And it also means to daily follow up on that decision.Paul said I die daily. Keep doing what is right. Stop doing what is wrong, and do it all in the strength of the Holy Spirit. Die to the flesh so the you might live by the Spirit. That is how you will truly begin to live. And as a result of dying to your will, the power of new life will come, the power to do what is right. That’s the way to joy and the inner peace that Jesus spoke of earlier, true peace from knowing you are right with God, and a child of God.

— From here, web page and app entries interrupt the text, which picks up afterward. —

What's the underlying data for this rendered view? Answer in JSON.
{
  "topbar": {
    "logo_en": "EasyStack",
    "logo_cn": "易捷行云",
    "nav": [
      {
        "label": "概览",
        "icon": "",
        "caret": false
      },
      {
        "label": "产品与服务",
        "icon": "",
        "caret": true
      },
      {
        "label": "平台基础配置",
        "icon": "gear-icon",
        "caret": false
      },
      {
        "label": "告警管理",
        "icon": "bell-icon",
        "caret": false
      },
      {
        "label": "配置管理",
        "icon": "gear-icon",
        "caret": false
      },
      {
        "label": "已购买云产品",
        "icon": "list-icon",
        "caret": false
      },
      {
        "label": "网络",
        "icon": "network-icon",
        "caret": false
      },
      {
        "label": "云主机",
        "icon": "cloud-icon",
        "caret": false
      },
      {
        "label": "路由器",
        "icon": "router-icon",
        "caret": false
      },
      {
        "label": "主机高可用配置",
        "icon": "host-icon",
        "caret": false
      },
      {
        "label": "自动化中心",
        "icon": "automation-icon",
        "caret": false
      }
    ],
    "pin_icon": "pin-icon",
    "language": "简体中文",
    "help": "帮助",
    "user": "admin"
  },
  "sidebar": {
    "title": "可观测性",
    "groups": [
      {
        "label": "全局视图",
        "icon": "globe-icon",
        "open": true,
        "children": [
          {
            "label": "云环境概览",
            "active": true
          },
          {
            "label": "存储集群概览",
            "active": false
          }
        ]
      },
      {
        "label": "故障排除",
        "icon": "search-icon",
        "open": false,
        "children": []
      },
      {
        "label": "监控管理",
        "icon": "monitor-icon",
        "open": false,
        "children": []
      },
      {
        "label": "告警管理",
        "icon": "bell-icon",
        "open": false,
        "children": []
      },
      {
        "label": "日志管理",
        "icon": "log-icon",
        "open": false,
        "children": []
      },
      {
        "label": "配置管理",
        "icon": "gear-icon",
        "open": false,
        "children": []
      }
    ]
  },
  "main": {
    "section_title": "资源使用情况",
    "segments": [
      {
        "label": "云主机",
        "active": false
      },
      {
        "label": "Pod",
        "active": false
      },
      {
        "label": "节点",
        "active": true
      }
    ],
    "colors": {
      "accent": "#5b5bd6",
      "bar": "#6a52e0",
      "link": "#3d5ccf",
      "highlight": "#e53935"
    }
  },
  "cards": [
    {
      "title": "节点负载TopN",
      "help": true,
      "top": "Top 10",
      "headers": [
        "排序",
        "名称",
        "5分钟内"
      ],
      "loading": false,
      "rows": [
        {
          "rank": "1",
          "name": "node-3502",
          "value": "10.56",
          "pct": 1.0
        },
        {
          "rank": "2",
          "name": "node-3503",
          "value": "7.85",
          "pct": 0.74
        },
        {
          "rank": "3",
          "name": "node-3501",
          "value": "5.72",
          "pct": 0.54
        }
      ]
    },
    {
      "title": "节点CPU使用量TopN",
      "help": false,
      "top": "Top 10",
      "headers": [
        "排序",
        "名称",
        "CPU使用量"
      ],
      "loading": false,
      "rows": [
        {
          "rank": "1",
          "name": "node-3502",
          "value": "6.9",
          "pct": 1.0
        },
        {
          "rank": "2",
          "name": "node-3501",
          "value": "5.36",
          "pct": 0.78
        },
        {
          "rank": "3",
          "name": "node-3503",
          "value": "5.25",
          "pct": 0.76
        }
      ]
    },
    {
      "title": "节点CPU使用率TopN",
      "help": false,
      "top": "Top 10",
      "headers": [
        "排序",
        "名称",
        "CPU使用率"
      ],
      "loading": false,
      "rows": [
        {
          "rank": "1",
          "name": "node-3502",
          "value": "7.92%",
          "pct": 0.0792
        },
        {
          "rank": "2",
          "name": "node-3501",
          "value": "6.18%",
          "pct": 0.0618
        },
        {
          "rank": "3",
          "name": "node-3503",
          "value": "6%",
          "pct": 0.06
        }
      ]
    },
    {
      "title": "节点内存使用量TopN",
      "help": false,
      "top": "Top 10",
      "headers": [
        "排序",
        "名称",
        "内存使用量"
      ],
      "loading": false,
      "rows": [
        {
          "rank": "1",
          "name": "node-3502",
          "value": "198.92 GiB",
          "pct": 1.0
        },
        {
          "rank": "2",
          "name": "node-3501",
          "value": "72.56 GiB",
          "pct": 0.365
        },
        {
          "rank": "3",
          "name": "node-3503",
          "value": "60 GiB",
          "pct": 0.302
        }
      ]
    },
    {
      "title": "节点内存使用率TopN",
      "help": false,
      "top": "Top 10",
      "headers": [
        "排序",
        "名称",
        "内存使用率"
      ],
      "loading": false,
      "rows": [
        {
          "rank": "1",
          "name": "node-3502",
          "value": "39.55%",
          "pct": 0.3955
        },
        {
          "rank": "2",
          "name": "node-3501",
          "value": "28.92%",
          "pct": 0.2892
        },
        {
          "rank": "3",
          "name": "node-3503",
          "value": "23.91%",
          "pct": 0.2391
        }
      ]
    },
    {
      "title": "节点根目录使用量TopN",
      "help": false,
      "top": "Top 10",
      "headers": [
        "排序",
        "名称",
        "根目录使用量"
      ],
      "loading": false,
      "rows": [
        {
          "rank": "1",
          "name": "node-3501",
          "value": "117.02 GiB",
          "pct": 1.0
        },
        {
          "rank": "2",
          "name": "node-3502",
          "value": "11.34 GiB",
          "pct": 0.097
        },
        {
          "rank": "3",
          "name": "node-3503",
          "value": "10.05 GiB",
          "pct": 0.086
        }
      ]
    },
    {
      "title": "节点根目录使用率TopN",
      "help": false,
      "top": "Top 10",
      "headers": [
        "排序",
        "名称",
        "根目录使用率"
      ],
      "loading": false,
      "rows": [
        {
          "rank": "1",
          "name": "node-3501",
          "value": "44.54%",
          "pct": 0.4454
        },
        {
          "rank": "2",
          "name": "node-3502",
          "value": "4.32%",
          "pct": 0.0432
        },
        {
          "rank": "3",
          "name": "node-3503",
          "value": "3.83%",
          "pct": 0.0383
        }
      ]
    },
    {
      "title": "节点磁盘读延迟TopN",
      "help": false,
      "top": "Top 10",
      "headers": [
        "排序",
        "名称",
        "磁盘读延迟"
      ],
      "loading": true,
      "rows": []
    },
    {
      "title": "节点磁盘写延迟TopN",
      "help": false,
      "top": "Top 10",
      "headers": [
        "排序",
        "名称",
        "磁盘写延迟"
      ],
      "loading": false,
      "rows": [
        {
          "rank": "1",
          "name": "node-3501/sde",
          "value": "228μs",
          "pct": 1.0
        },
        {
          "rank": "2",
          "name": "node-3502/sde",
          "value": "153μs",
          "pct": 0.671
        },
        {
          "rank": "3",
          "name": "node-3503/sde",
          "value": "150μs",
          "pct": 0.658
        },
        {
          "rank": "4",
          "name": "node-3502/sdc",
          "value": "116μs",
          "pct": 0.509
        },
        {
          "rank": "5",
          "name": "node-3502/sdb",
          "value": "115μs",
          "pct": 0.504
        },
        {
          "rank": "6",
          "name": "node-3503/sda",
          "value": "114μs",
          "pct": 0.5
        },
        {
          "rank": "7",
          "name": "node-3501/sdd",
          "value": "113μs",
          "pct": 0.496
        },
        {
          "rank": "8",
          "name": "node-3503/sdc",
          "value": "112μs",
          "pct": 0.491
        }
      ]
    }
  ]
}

And that is the source of fruit in your life. You won’t have spiritual fruit until you die to yourself. I’ve been praying for a revival in this community, and even for a revival in this country. I would love to see this country experience something like the Great Awakening of the 18th century when preachers like George Whitfield and Jonathan Edwards and the Wesley brothers fanned the flames of a revival that set this nation on fire for God. But if we are ever going to see another revival like that again, then we need to learn the truth of what it means to die to ourselves. To die to the world’s agenda, to the social agenda, to the self actualization agenda of the world. When Christians learn to take up their cross and follow Jesus, then we will start seeing the fruit multiply and a harvest of souls for the kingdom of God.
We’re going to celebrate with a young man right after our closing song who is going to be baptized in the ocean. He has decided to follow the Lord with all His heart and soul and serve the Lord for the rest of his life. And baptism symbolizes that beautifully. In baptism, our old way of life is buried with Christ in the likeness of His death, and raised with Him in the likeness of His resurrection to a new life, a fruitful life in Christ. I hope you will consider joining us immediately following this song to celebrate his decision. And I invite anyone here who has not yet made that commitment themselves to consider being baptized today. This is God’s way of making a public confession of your faith and commitment to die to the world and live for Christ. Today is your opportunity, this is your invitation. Acts 2:38 Peter said to them, “Repent, and each of you be baptized in the name of Jesus Christ for the forgiveness of your sins; and you will receive the gift of the Holy Spirit.”
Jesus said in vs.26 of our text; “If anyone serves Me, he must follow Me; and where I am, there My servant will be also; if anyone serves Me, the Father will honor him.” You can ensure that honor from God today by coming to be baptized as a token of your faith and repentance in Christ. Jesus said in Matt. 10:32 “Therefore everyone who confesses Me before men, I will also confess him before My Father who is in heaven.” Today is your opportunity. Let us pray.